The Georgia Forestry Commission is holding back on issuing fire permits. The commission lifted a statewide fire ban on the first of the month, but dry weather and extreme drought conditions throughout Middle Georgia created tighter restrictions when it comes to issuing permits for residents to burn leaves, branches, and other debris.
"People are in such a rush to get things burned. We want you to take your time. We're going to have to be stricter this year on the permits," says Jenny Brunner, Chief Ranger.
The Georgia Department of Forestry says the fire ban ended even though 75% of the state is still in an extreme drought.
"We need a lot of patience right now. The burn ban is ending, but we're still in a drought so we're going to have to be kind of stingy with our permits until it rains a little bit," says Allen Dozier, Chief of Forest Protection.
Only a few permits are going out.
According to Brunner, the commission is concerned about winds picking up small debris fires and creating larger ones.
"Most fires escape the very next day when nobody is there," says Brunner.
The commission also wants to warn the public of the consequences of burning without a permit.
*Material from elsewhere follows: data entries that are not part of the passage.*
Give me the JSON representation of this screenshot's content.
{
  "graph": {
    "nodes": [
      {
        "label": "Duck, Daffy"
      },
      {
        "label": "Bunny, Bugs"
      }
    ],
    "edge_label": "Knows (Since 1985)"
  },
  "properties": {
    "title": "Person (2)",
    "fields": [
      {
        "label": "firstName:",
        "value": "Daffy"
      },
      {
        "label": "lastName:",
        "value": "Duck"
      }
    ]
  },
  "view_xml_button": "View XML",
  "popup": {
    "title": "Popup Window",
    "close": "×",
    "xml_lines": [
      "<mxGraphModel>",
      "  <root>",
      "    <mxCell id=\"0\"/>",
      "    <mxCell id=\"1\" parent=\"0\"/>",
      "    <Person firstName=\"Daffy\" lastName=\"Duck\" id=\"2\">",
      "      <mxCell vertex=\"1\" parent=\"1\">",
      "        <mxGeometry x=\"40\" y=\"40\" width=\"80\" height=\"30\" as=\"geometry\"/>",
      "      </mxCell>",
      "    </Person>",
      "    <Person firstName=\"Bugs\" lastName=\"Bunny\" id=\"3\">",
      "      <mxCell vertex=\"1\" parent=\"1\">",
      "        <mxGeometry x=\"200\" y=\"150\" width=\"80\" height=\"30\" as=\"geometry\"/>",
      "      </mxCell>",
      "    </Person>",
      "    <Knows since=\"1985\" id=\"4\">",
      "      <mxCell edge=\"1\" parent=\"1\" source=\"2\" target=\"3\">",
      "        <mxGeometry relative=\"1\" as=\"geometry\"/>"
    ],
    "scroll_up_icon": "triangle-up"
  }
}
"We will charge you the cost of the big truck, and the bulldozer, and the forest rangers that came out to put the fire out," says Dozier.
Dozier says even though there is a delay issuing the free permits, you can apply for one by calling 1-877-OK-2-BURN or by visiting GATrees.org.